“I have a right to sue,” Burdette said. “They fired me for no reason.”

In the complaint in the November, 2013 lawsuit styled Earl Burdette vs. Panola County and the Panola County Sheriff’s Department, Burdette states that when he raised the question of overtime, he was wrongfully terminated.

His separate lawsuits for the wage and hour violations and for wrongful termination were combined for settlement negotiations.

Yet, during the negotiations when his attorneys urged him to resist settlement and go to trial, “I was the one who told the lawyers, let’s don’t go to court,” Burdette said. “I was the one who said, ‘Let’s settle.’”

Supervisor Morris cited the county’s inability to produce time records showing Burdette’s time as having weakened the county’s position in the negotiations.
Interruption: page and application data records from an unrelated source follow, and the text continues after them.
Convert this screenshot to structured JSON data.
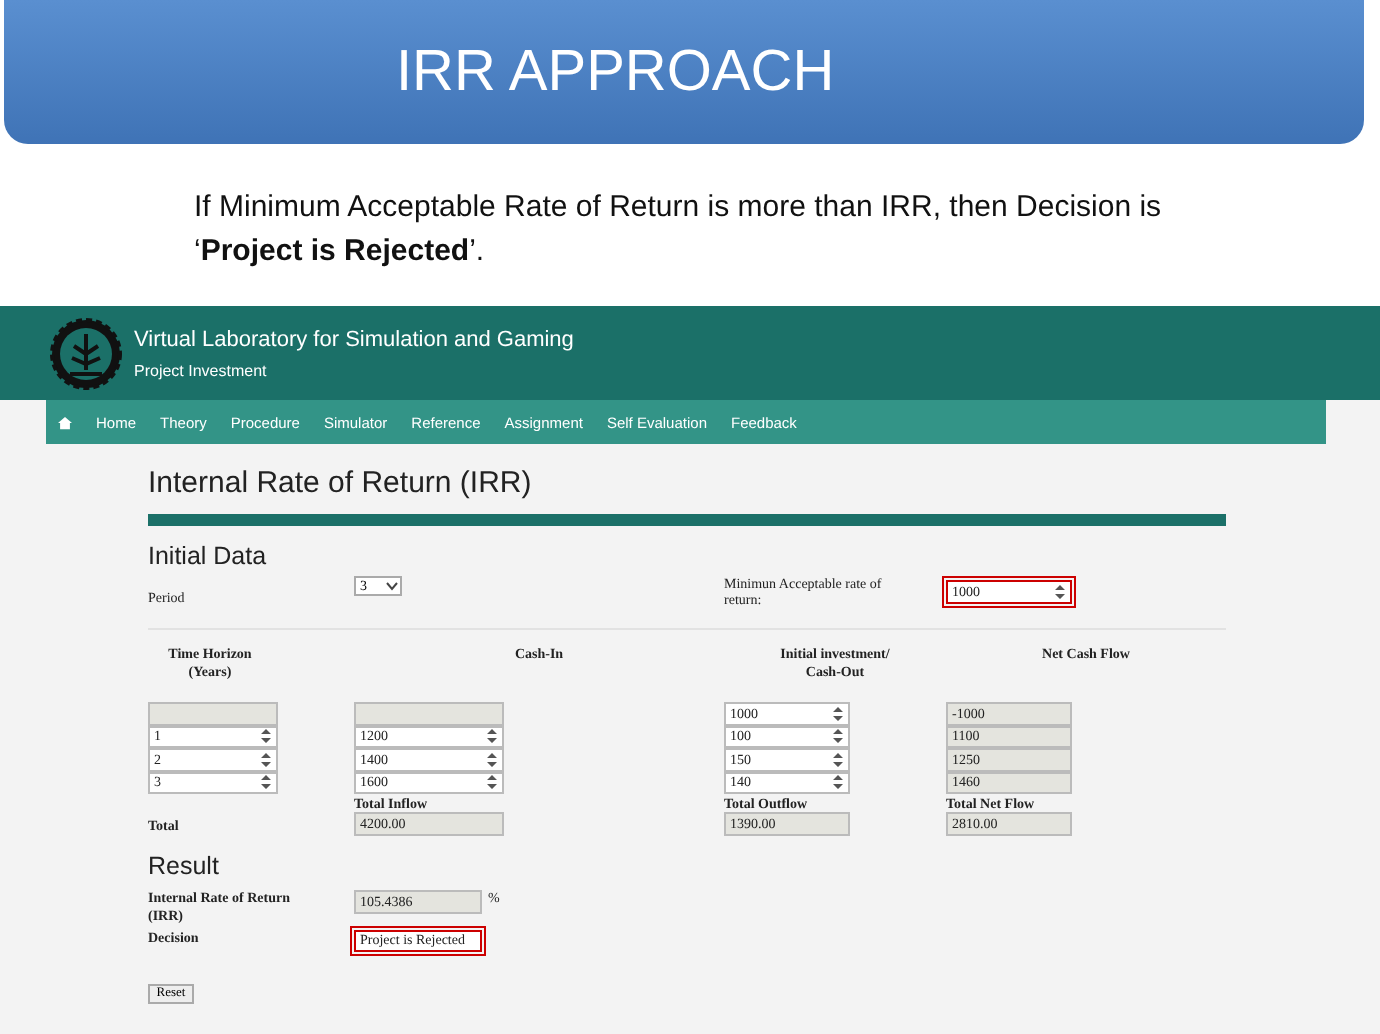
{
  "slide": {
    "title": "IRR APPROACH",
    "note": "If Minimum Acceptable Rate of Return is more than IRR, then Decision  is\n‘**Project is Rejected**’."
  },
  "site": {
    "title": "Virtual Laboratory for Simulation and Gaming",
    "subtitle": "Project Investment",
    "nav": [
      {
        "label": "Home"
      },
      {
        "label": "Theory"
      },
      {
        "label": "Procedure"
      },
      {
        "label": "Simulator"
      },
      {
        "label": "Reference"
      },
      {
        "label": "Assignment"
      },
      {
        "label": "Self Evaluation"
      },
      {
        "label": "Feedback"
      }
    ]
  },
  "page": {
    "heading": "Internal Rate of Return (IRR)",
    "initial_title": "Initial Data",
    "period": {
      "label": "Period",
      "value": "3"
    },
    "mar": {
      "label": "Minimun Acceptable rate of return:",
      "value": "1000",
      "highlighted": true
    },
    "columns": [
      {
        "heading": "Time Horizon (Years)",
        "cells": [
          {
            "kind": "blank"
          },
          {
            "kind": "spin",
            "value": "1"
          },
          {
            "kind": "spin",
            "value": "2"
          },
          {
            "kind": "spin",
            "value": "3"
          }
        ],
        "total_label": "Total"
      },
      {
        "heading": "Cash-In",
        "cells": [
          {
            "kind": "blank"
          },
          {
            "kind": "spin",
            "value": "1200"
          },
          {
            "kind": "spin",
            "value": "1400"
          },
          {
            "kind": "spin",
            "value": "1600"
          }
        ],
        "total_label": "Total Inflow",
        "total": "4200.00"
      },
      {
        "heading": "Initial investment/ Cash-Out",
        "cells": [
          {
            "kind": "spin",
            "value": "1000"
          },
          {
            "kind": "spin",
            "value": "100"
          },
          {
            "kind": "spin",
            "value": "150"
          },
          {
            "kind": "spin",
            "value": "140"
          }
        ],
        "total_label": "Total Outflow",
        "total": "1390.00"
      },
      {
        "heading": "Net Cash Flow",
        "cells": [
          {
            "kind": "readonly",
            "value": "-1000"
          },
          {
            "kind": "readonly",
            "value": "1100"
          },
          {
            "kind": "readonly",
            "value": "1250"
          },
          {
            "kind": "readonly",
            "value": "1460"
          }
        ],
        "total_label": "Total Net Flow",
        "total": "2810.00"
      }
    ],
    "result_title": "Result",
    "results": [
      {
        "label": "Internal Rate of Return (IRR)",
        "value": "105.4386",
        "unit": "%",
        "highlighted": false
      },
      {
        "label": "Decision",
        "value": "Project is Rejected",
        "highlighted": true
      }
    ],
    "reset": "Reset"
  }
}
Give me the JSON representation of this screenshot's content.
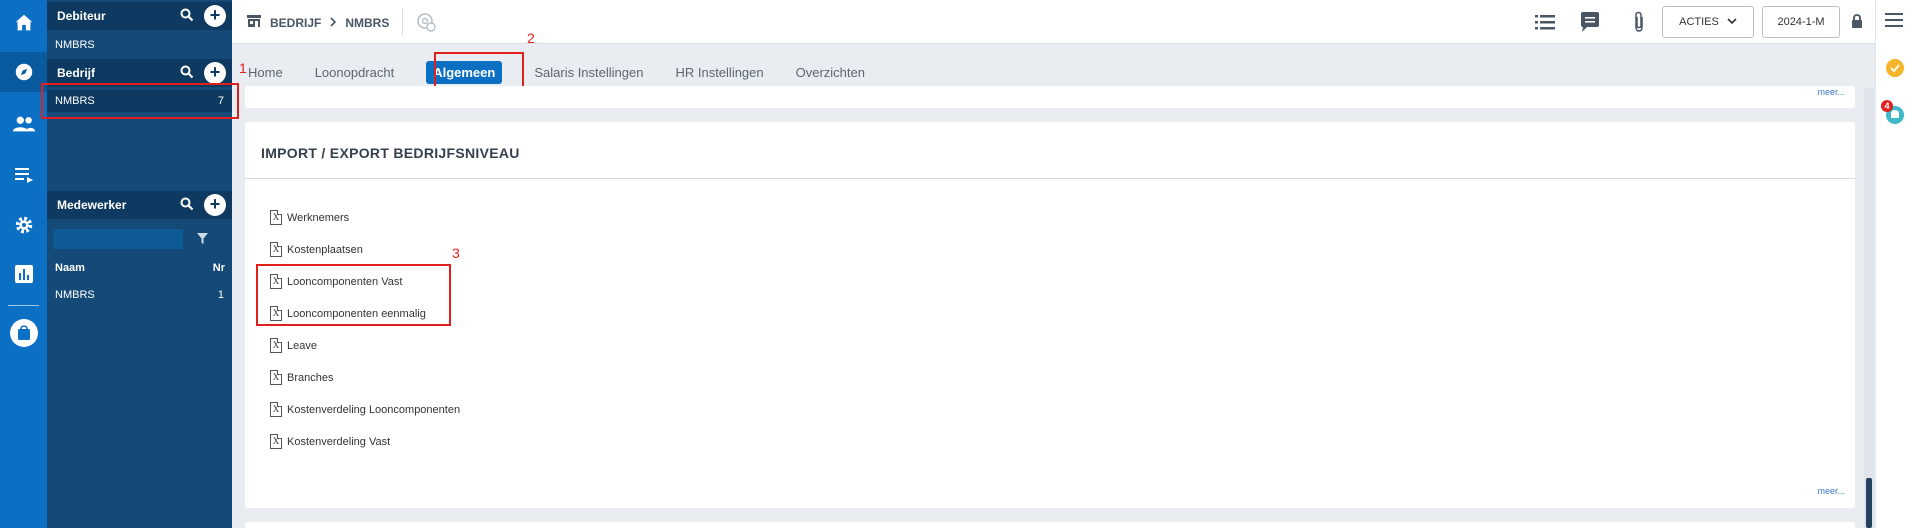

Board of Supervisors Attorney Bill McKenzie has also said that he thought the settlement was in the best interest of the county.

Burdette, who was appointed Como Police Chief following his termination as a deputy, and Como Deputy Police Chief Faye Pettis, also a former Panola deputy who had been terminated, had also sued the sheriff and county for wrongful arrest stemming from the November, 2013 altercation at the Como police station between the Como officers and Sheriff Dennis Darby and deputies.

That lawsuit was settled in February for an undisclosed amount.

Still, Burdette said: “I feel like I’m being singled out.”

He points to other lawsuits brought against the sheriff’s department by former employees, including another wrongful termination lawsuit brought by former Deputy Brad Pickett in April, 2013.

That lawsuit was also settled in February, also for an undisclosed amount.

Other lawsuits in federal court naming the sheriff and county as defendants include a wrongful death claim filed by the mother of Charles Willie Lark III, who died in April, 2013 while he was held as an inmate in the Panola county jail.

“People are going to come to their own conclusions, and that’s fine,” Burdette said, “but everything is in the public record; all you’ve got to do is read it,” he said, alluding to the federal court file.